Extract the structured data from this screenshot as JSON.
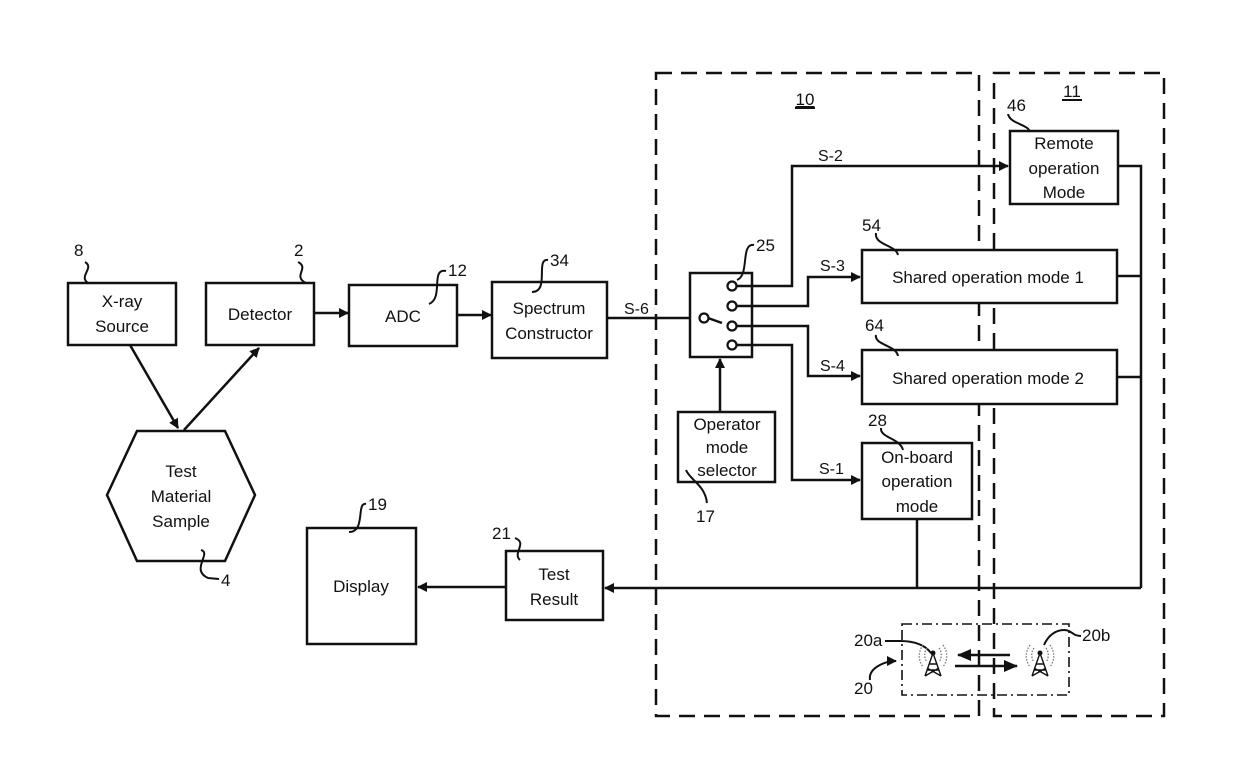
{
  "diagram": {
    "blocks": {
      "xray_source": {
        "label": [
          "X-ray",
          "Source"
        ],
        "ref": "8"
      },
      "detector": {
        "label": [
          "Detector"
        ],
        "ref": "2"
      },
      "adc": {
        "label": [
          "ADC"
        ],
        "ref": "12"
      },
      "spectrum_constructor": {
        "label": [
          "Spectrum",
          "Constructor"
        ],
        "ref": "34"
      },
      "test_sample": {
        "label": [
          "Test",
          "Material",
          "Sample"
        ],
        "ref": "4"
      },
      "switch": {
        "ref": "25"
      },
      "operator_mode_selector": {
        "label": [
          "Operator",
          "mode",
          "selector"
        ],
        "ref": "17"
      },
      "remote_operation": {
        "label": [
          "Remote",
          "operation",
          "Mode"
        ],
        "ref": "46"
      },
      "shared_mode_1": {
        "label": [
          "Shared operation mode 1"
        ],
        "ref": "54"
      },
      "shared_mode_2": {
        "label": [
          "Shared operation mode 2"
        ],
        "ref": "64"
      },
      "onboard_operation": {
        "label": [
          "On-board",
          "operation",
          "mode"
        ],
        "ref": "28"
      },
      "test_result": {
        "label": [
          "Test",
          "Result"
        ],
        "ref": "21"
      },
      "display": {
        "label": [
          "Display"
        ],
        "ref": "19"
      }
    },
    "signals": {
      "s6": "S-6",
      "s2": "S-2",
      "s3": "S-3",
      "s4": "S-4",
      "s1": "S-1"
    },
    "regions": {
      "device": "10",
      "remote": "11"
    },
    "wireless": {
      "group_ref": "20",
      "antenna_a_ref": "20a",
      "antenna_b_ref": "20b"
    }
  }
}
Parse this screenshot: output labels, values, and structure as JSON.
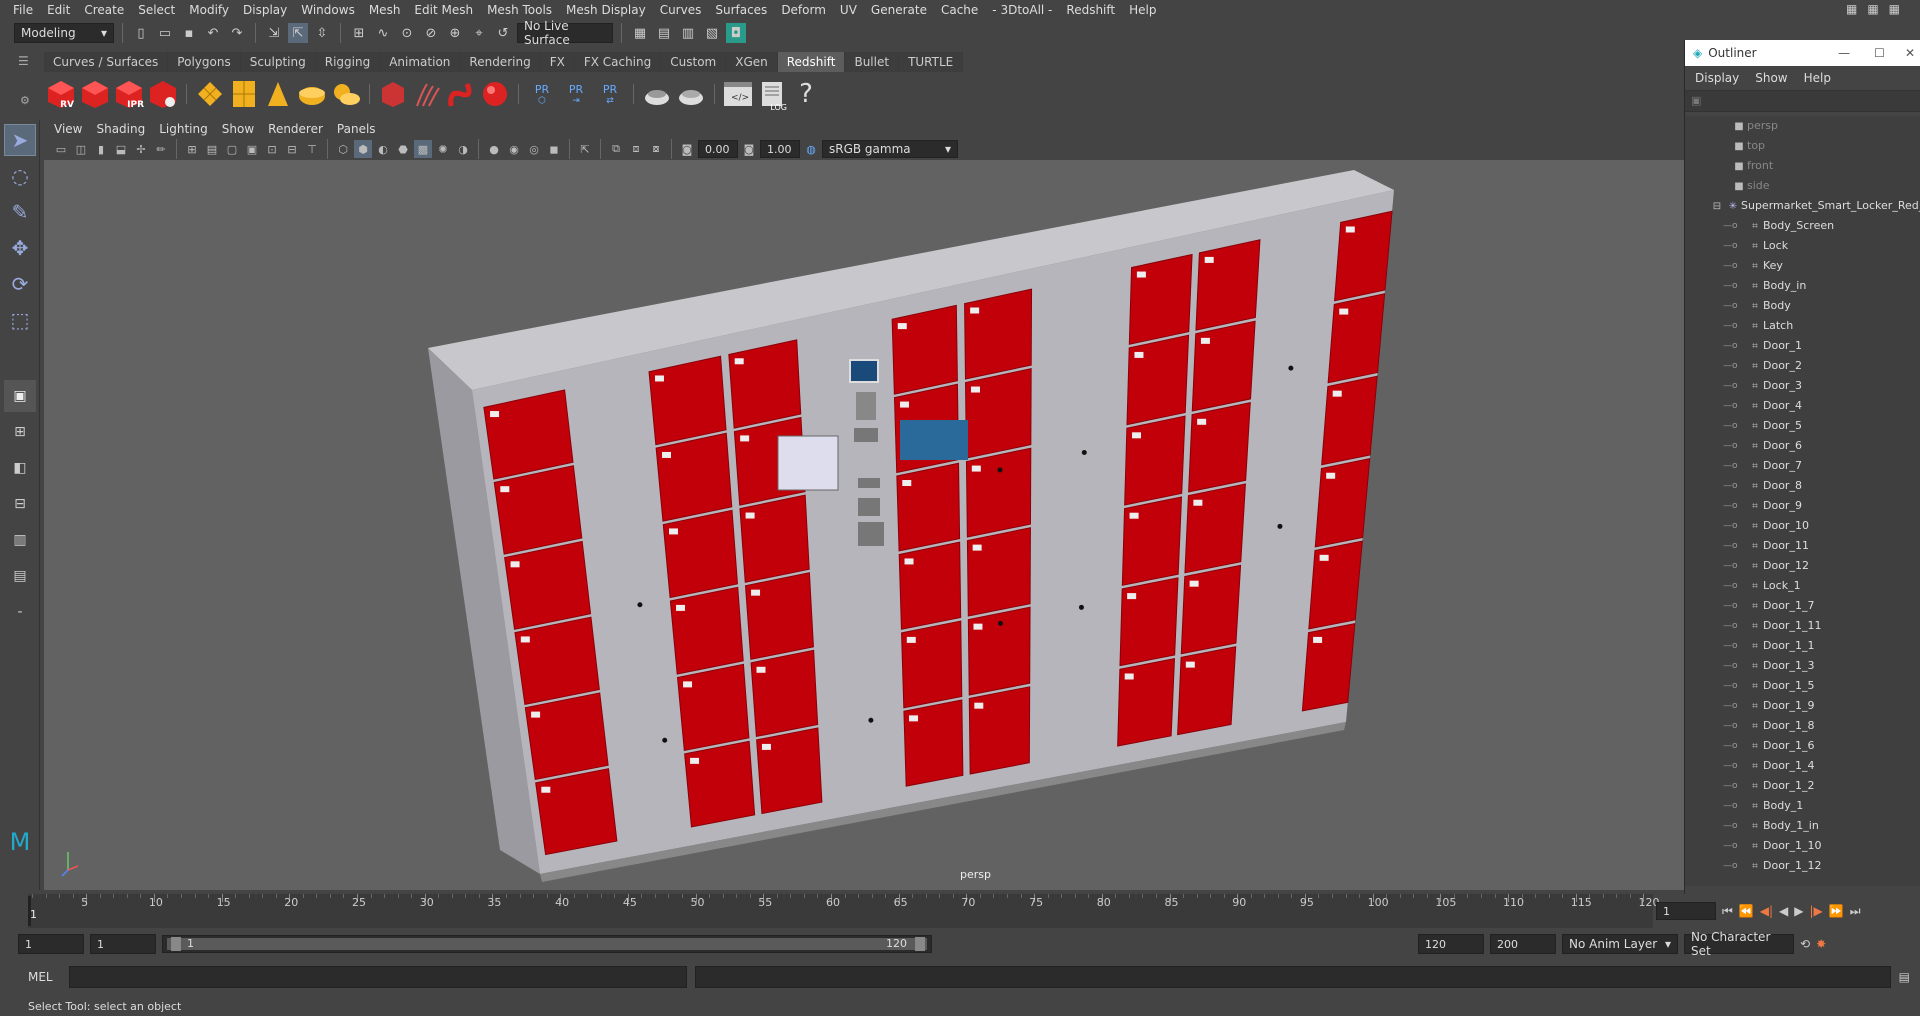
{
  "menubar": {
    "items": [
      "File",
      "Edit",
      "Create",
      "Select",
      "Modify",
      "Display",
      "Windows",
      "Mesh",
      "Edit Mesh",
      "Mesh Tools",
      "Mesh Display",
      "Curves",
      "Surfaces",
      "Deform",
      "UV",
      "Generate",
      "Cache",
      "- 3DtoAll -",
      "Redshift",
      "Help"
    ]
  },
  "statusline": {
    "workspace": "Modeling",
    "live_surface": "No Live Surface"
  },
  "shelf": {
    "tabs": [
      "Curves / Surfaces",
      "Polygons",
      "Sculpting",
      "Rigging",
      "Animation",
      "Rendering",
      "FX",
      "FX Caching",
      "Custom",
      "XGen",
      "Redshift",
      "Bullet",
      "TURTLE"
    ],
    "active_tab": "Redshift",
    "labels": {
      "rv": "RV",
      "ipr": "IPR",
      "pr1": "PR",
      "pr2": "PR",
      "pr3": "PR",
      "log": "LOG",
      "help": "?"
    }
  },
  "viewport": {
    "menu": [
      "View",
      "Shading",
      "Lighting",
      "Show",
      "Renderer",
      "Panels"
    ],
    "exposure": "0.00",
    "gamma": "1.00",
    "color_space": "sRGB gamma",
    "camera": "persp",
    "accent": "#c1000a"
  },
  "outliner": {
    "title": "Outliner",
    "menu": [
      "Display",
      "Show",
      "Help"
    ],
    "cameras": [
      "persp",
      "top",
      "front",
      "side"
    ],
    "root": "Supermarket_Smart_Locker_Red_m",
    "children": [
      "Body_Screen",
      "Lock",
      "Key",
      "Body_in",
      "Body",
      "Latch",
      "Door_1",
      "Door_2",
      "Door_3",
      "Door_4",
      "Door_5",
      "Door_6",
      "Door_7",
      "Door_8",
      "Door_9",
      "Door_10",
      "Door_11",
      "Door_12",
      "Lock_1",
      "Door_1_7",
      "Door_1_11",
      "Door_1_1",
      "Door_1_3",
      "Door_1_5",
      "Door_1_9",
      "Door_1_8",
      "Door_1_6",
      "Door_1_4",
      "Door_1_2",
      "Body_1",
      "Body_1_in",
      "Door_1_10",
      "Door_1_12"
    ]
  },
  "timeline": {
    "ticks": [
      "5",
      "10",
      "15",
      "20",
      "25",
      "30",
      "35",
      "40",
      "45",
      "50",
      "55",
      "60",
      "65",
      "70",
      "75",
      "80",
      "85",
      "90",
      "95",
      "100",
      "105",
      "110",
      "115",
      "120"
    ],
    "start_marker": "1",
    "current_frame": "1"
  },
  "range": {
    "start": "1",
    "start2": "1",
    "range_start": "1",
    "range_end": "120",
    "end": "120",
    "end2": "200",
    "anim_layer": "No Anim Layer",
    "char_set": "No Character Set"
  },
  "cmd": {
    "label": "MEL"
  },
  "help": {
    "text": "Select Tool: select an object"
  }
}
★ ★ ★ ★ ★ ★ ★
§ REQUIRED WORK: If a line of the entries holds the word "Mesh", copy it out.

§ OUTPUT:
      "Mesh",
      "Edit Mesh",
      "Mesh Tools",
      "Mesh Display",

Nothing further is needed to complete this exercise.